- [Assigned task]
Without the images, output each record below as it stands.

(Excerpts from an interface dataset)
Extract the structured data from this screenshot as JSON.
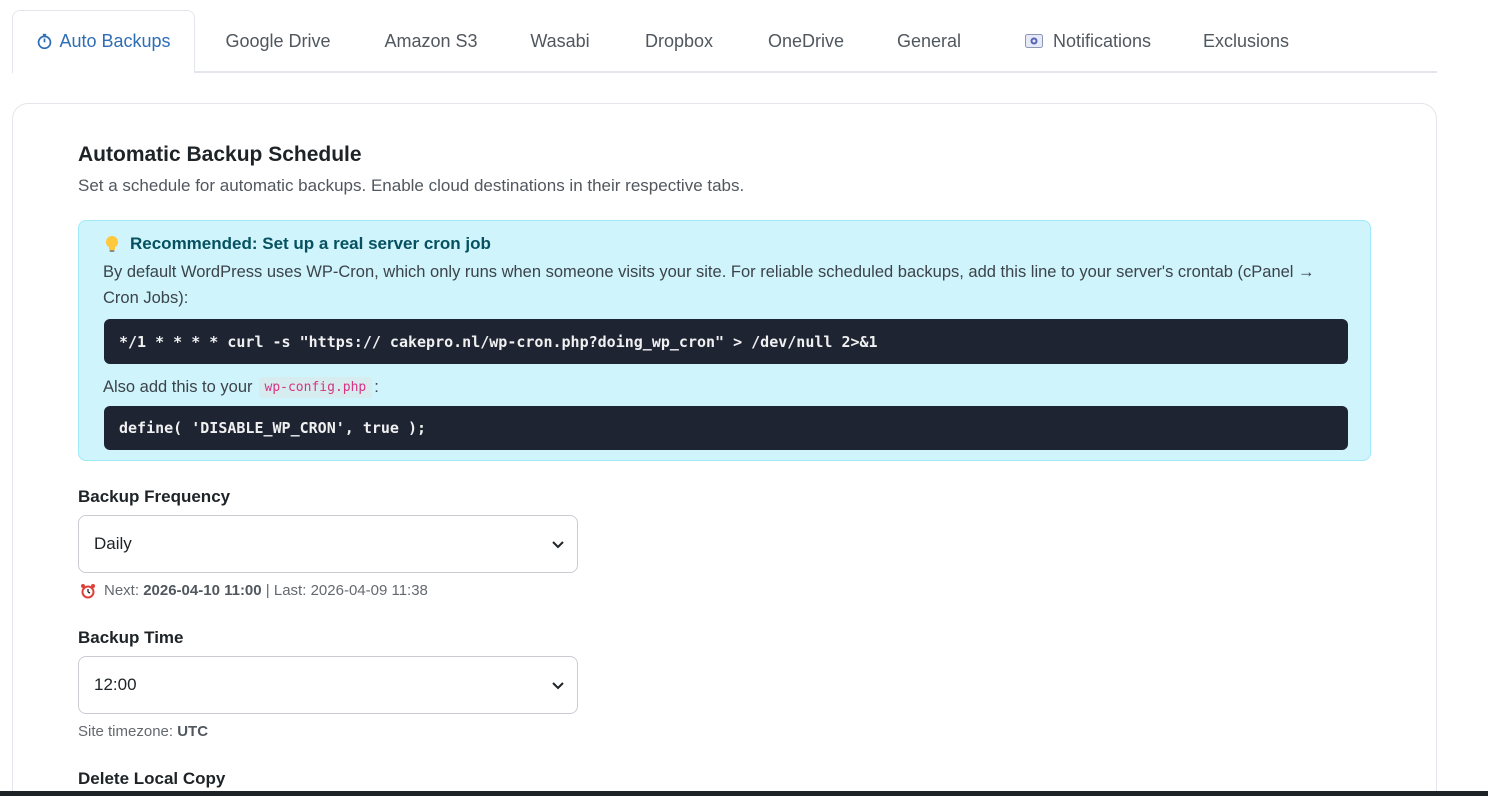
{
  "tabs": [
    {
      "label": "Auto Backups",
      "icon": "stopwatch-icon",
      "active": true
    },
    {
      "label": "Google Drive"
    },
    {
      "label": "Amazon S3"
    },
    {
      "label": "Wasabi"
    },
    {
      "label": "Dropbox"
    },
    {
      "label": "OneDrive"
    },
    {
      "label": "General"
    },
    {
      "label": "Notifications",
      "icon": "email-icon"
    },
    {
      "label": "Exclusions"
    }
  ],
  "schedule": {
    "title": "Automatic Backup Schedule",
    "description": "Set a schedule for automatic backups. Enable cloud destinations in their respective tabs."
  },
  "notice": {
    "title": "Recommended: Set up a real server cron job",
    "text": "By default WordPress uses WP-Cron, which only runs when someone visits your site. For reliable scheduled backups, add this line to your server's crontab (cPanel → Cron Jobs):",
    "cron_command": "*/1 * * * * curl -s \"https:// cakepro.nl/wp-cron.php?doing_wp_cron\" > /dev/null 2>&1",
    "also_text": "Also add this to your",
    "config_file": "wp-config.php",
    "colon": ":",
    "define_line": "define( 'DISABLE_WP_CRON', true );"
  },
  "frequency": {
    "label": "Backup Frequency",
    "value": "Daily",
    "next_label": "Next:",
    "next_value": "2026-04-10 11:00",
    "separator": "|",
    "last_label": "Last:",
    "last_value": "2026-04-09 11:38"
  },
  "time": {
    "label": "Backup Time",
    "value": "12:00",
    "tz_label": "Site timezone:",
    "tz_value": "UTC"
  },
  "delete_local": {
    "label": "Delete Local Copy"
  },
  "colors": {
    "accent": "#2f6db5",
    "notice_bg": "#cff4fc",
    "notice_title": "#055160",
    "code_bg": "#1e2432"
  }
}
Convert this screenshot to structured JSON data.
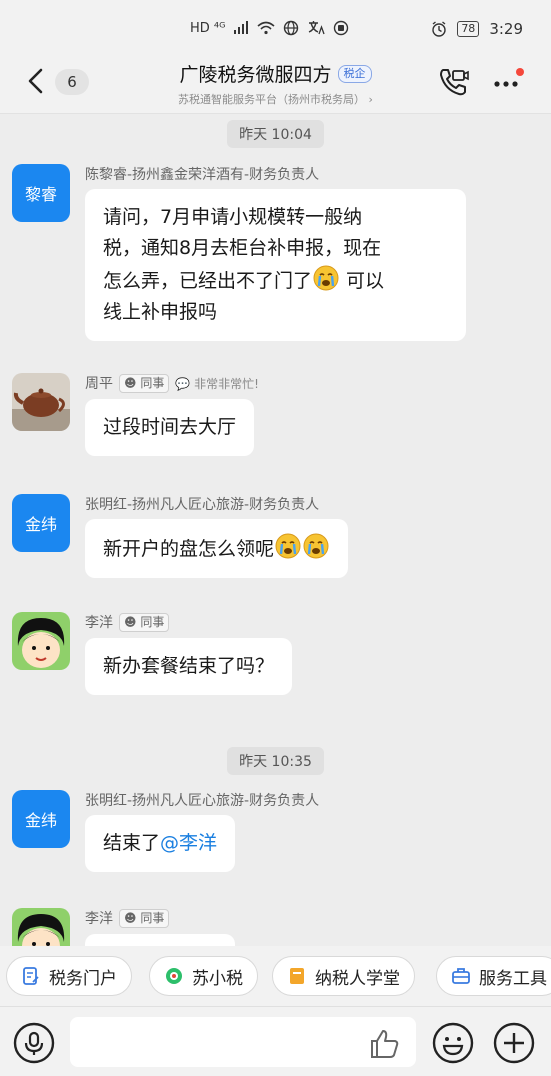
{
  "status_bar": {
    "network": "HD ⁴ᴳ",
    "battery": "78",
    "time": "3:29"
  },
  "header": {
    "unread_count": "6",
    "title": "广陵税务微服四方",
    "tag": "税企",
    "subtitle": "苏税通智能服务平台（扬州市税务局） ›"
  },
  "messages": [
    {
      "kind": "time",
      "text": "昨天 10:04"
    },
    {
      "kind": "msg",
      "avatar_text": "黎睿",
      "sender": "陈黎睿-扬州鑫金荣洋酒有-财务负责人",
      "lines": [
        "请问，7月申请小规模转一般纳",
        "税，通知8月去柜台补申报，现在",
        "怎么弄，已经出不了门了",
        "线上补申报吗"
      ],
      "line3_suffix": " 可以"
    },
    {
      "kind": "msg",
      "avatar_text": "",
      "sender": "周平",
      "colleague": "同事",
      "busy": "非常非常忙!",
      "text": "过段时间去大厅"
    },
    {
      "kind": "msg",
      "avatar_text": "金纬",
      "sender": "张明红-扬州凡人匠心旅游-财务负责人",
      "text": "新开户的盘怎么领呢"
    },
    {
      "kind": "msg",
      "avatar_text": "",
      "sender": "李洋",
      "colleague": "同事",
      "text": "新办套餐结束了吗？"
    },
    {
      "kind": "time",
      "text": "昨天 10:35"
    },
    {
      "kind": "msg",
      "avatar_text": "金纬",
      "sender": "张明红-扬州凡人匠心旅游-财务负责人",
      "text": "结束了",
      "mention": "@李洋"
    },
    {
      "kind": "msg",
      "avatar_text": "",
      "sender": "李洋",
      "colleague": "同事"
    }
  ],
  "quick_actions": [
    "税务门户",
    "苏小税",
    "纳税人学堂",
    "服务工具"
  ],
  "composer": {
    "value": ""
  },
  "colors": {
    "accent": "#1b87f0",
    "mention": "#1a7fe0",
    "notification_dot": "#f5483b"
  },
  "icons": [
    "back-icon",
    "video-call-icon",
    "more-icon",
    "voice-icon",
    "like-icon",
    "emoji-icon",
    "plus-icon"
  ]
}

- [Solution to this problem]
Extract the structured data from this screenshot as JSON.
{
  "tabs": [
    {
      "label": "Auto Backups",
      "icon": "stopwatch-icon",
      "active": true
    },
    {
      "label": "Google Drive"
    },
    {
      "label": "Amazon S3"
    },
    {
      "label": "Wasabi"
    },
    {
      "label": "Dropbox"
    },
    {
      "label": "OneDrive"
    },
    {
      "label": "General"
    },
    {
      "label": "Notifications",
      "icon": "email-icon"
    },
    {
      "label": "Exclusions"
    }
  ],
  "schedule": {
    "title": "Automatic Backup Schedule",
    "description": "Set a schedule for automatic backups. Enable cloud destinations in their respective tabs."
  },
  "notice": {
    "title": "Recommended: Set up a real server cron job",
    "text": "By default WordPress uses WP-Cron, which only runs when someone visits your site. For reliable scheduled backups, add this line to your server's crontab (cPanel → Cron Jobs):",
    "cron_command": "*/1 * * * * curl -s \"https:// cakepro.nl/wp-cron.php?doing_wp_cron\" > /dev/null 2>&1",
    "also_text": "Also add this to your",
    "config_file": "wp-config.php",
    "colon": ":",
    "define_line": "define( 'DISABLE_WP_CRON', true );"
  },
  "frequency": {
    "label": "Backup Frequency",
    "value": "Daily",
    "next_label": "Next:",
    "next_value": "2026-04-10 11:00",
    "separator": "|",
    "last_label": "Last:",
    "last_value": "2026-04-09 11:38"
  },
  "time": {
    "label": "Backup Time",
    "value": "12:00",
    "tz_label": "Site timezone:",
    "tz_value": "UTC"
  },
  "delete_local": {
    "label": "Delete Local Copy"
  },
  "colors": {
    "accent": "#2f6db5",
    "notice_bg": "#cff4fc",
    "notice_title": "#055160",
    "code_bg": "#1e2432"
  }
}
Convert this screenshot to structured JSON data.
{
  "status_bar": {
    "network": "HD ⁴ᴳ",
    "battery": "78",
    "time": "3:29"
  },
  "header": {
    "unread_count": "6",
    "title": "广陵税务微服四方",
    "tag": "税企",
    "subtitle": "苏税通智能服务平台（扬州市税务局） ›"
  },
  "messages": [
    {
      "kind": "time",
      "text": "昨天 10:04"
    },
    {
      "kind": "msg",
      "avatar_text": "黎睿",
      "sender": "陈黎睿-扬州鑫金荣洋酒有-财务负责人",
      "lines": [
        "请问，7月申请小规模转一般纳",
        "税，通知8月去柜台补申报，现在",
        "怎么弄，已经出不了门了",
        "线上补申报吗"
      ],
      "line3_suffix": " 可以"
    },
    {
      "kind": "msg",
      "avatar_text": "",
      "sender": "周平",
      "colleague": "同事",
      "busy": "非常非常忙!",
      "text": "过段时间去大厅"
    },
    {
      "kind": "msg",
      "avatar_text": "金纬",
      "sender": "张明红-扬州凡人匠心旅游-财务负责人",
      "text": "新开户的盘怎么领呢"
    },
    {
      "kind": "msg",
      "avatar_text": "",
      "sender": "李洋",
      "colleague": "同事",
      "text": "新办套餐结束了吗？"
    },
    {
      "kind": "time",
      "text": "昨天 10:35"
    },
    {
      "kind": "msg",
      "avatar_text": "金纬",
      "sender": "张明红-扬州凡人匠心旅游-财务负责人",
      "text": "结束了",
      "mention": "@李洋"
    },
    {
      "kind": "msg",
      "avatar_text": "",
      "sender": "李洋",
      "colleague": "同事"
    }
  ],
  "quick_actions": [
    "税务门户",
    "苏小税",
    "纳税人学堂",
    "服务工具"
  ],
  "composer": {
    "value": ""
  },
  "colors": {
    "accent": "#1b87f0",
    "mention": "#1a7fe0",
    "notification_dot": "#f5483b"
  },
  "icons": [
    "back-icon",
    "video-call-icon",
    "more-icon",
    "voice-icon",
    "like-icon",
    "emoji-icon",
    "plus-icon"
  ]
}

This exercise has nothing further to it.